A disappointing loan spell with Wolfsburg preceded the new campaign and, according to countless reports, he was behind Dominic Solanke in the pecking order.
Fast forward 18 months, though, and Origi is a cult icon and a Liverpool legend. The Belgian has been living the dream since December 2018. Used by Jürgen Klopp as back-up to Sadio Mané, Mohamed Salah and Roberto Firmino, Origi makes the most of his opportunities on the pitch.
Since the start of last season, the Liverpool No.27 has 12 goals and an assist in 1,348 minutes of action. For a little more context as to how impressive that is, over the course of an entire 38-game season that is roughly 30 goals.
Simply put, Origi is the best plug-and-play striker in Europe right now.
Whereas others need a run of matches to get into their rhythm and find form, the 24-year-old is able to come in from the cold and deliver.
Before his start in the Merseyside derby, the former Lille man’s last appearance in the Liverpool starting XI was exactly one month prior.
In the interim, he’d had 11 minutes for Belgium, 25 minutes against Crystal Palace and 15 minutes against Brighton. Yet within six minutes against Everton, Origi had rolled the ball home to give the hosts an early lead.
His movement and acceleration showed no signs of rustiness.
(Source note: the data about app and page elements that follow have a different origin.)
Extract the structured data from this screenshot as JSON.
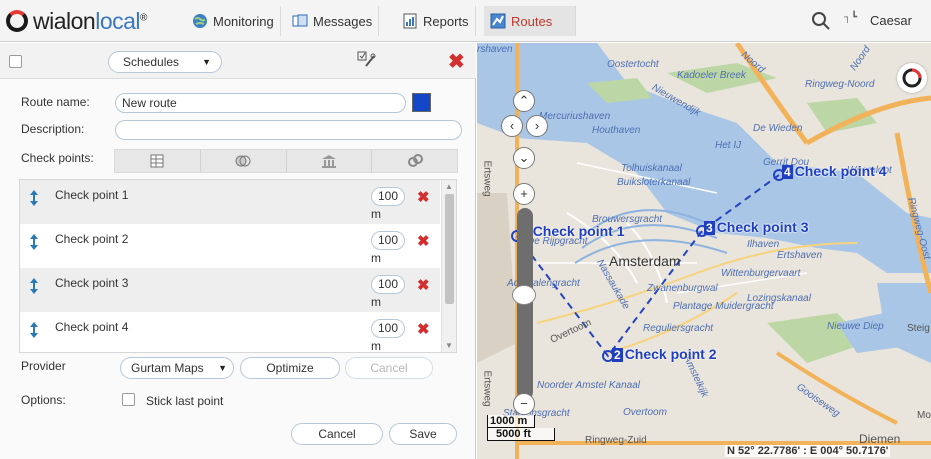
{
  "app": {
    "logo_text": "wialon",
    "logo_text_accent": "local",
    "logo_sup": "®"
  },
  "nav": {
    "tabs": [
      {
        "label": "Monitoring",
        "icon": "globe-icon"
      },
      {
        "label": "Messages",
        "icon": "messages-icon"
      },
      {
        "label": "Reports",
        "icon": "reports-icon"
      },
      {
        "label": "Routes",
        "icon": "routes-icon",
        "active": true
      }
    ],
    "search_icon": "search-icon",
    "small_icon": "window-icon",
    "user": "Caesar"
  },
  "panel": {
    "header": {
      "select_value": "Schedules",
      "tools_icon": "edit-tools-icon",
      "close_icon": "close-icon"
    },
    "route_name_label": "Route name:",
    "route_name_value": "New route",
    "route_color": "#1446c8",
    "description_label": "Description:",
    "description_value": "",
    "checkpoints_label": "Check points:",
    "toolbar_icons": [
      "table-icon",
      "geozones-icon",
      "buildings-icon",
      "address-icon"
    ],
    "checkpoints": [
      {
        "name": "Check point 1",
        "radius": "100",
        "unit": "m"
      },
      {
        "name": "Check point 2",
        "radius": "100",
        "unit": "m"
      },
      {
        "name": "Check point 3",
        "radius": "100",
        "unit": "m"
      },
      {
        "name": "Check point 4",
        "radius": "100",
        "unit": "m"
      }
    ],
    "provider_label": "Provider",
    "provider_value": "Gurtam Maps",
    "optimize_label": "Optimize",
    "cancel_provider_label": "Cancel",
    "options_label": "Options:",
    "stick_last_label": "Stick last point",
    "cancel_label": "Cancel",
    "save_label": "Save"
  },
  "map": {
    "labels": [
      "rshaven",
      "Oostertocht",
      "Kadoeler Breek",
      "Noord",
      "Ringweg-Noord",
      "Noord",
      "Mercuriushaven",
      "Nieuwendijk",
      "Houthaven",
      "De Wieden",
      "Het IJ",
      "Tolhuiskanaal",
      "Buiksloterkanaal",
      "Gerrit Dou",
      "Weersloot",
      "Brouwersgracht",
      "De Rijpgracht",
      "Ilhaven",
      "Ertshaven",
      "Amsterdam",
      "Admiralengracht",
      "Nassaukade",
      "Wittenburgervaart",
      "Zwanenburgwal",
      "Lozingskanaal",
      "Plantage Muidergracht",
      "Overtoom",
      "Reguliersgracht",
      "Nieuwe Diep",
      "Steig",
      "Noorder Amstel Kanaal",
      "Amstelkijk",
      "Stadionsgracht",
      "Overtoom",
      "Ringweg-Zuid",
      "Diemen",
      "Mo",
      "Gooiseweg",
      "Ringweg-Oost",
      "Ertsweg",
      "Ertsweg"
    ],
    "checkpoint_labels": [
      {
        "num": "1",
        "text": "Check point 1"
      },
      {
        "num": "2",
        "text": "Check point 2"
      },
      {
        "num": "3",
        "text": "Check point 3"
      },
      {
        "num": "4",
        "text": "Check point 4"
      }
    ],
    "scale_metric": "1000 m",
    "scale_imperial": "5000 ft",
    "coords": "N 52° 22.7786' : E 004° 50.7176'",
    "route_color": "#2343c2"
  }
}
He breezed past Yerry Mina to latch onto Mané’s majestic pass and his speed took Michael Keane and Jordon Pickford out of the game.
Origi’s second was perhaps even more remarkable. He raced onto Dejan Lovren’s long pass forward and expertly plucked the ball out of the air. The Belgium international steadied himself before lofting a shot over Pickford. It was Thierry Henry-esque: the nonchalance of it all something else.
It just strengthens Origi’s case of being the best in the business at what he does. He isn’t just an impact sub. He isn’t exclusively a poacher. He can be both of those things but he can also hold the ball up, can run the channels, can lead the line and can score a variety of goals.
The 24-year-old isn’t just Firmino’s understudy, he’s back-up to all of the front three and that is what makes him so valuable.
He started the season as a left-winger in place of Mané during the 4-1 win over Norwich City. In that game, Origi nodded home from close range after an intelligent run from out wide.
He started as a striker for a weakened Liverpool team against Arsenal in the Carabao Cup. Fans viewed it as an inconvenience. The feeling is Klopp did, too. Not Liverpool’s No.27, though. He viewed it as an opportunity to add to his storied 12 months.
He fired home a thunderous effort to make it 4-4 on the night after a smart bit of skill prior to the shot. With time running out, the Genk academy graduate then struck an overhead kick to take the game to penalties.
Just another day in the life of Origi.
— Sam McGuire (@SamMcGuire90) December 4, 2019
The Belgian is capable of the sublime. He’s also comfortable with the mundane. He etched his name into Liverpool folklore with his two goals against Barcelona. At first glance, both appear fairly easy but in reality, those chances only come about because he’s in the right place at the right time. The second finish, taking on Trent Alexander-Arnold’s bobbling corner first time, is exquisite.
That game occurred just a few days after he nodded home the winner against Newcastle United after coming off the bench to keep the Premier League title race alive.
What makes all of this even more incredible is Origi appears content with this role in the squad. He’s never mouthing off in the press and asking for more minutes. James Milner called him the most relaxed person in the squad and that marries well with the role he’s been tasked with.
People often talk about how Firmino is arguably the most unique forward in Europe but Origi rivals him for that title. Every club in the world could do with their very own version.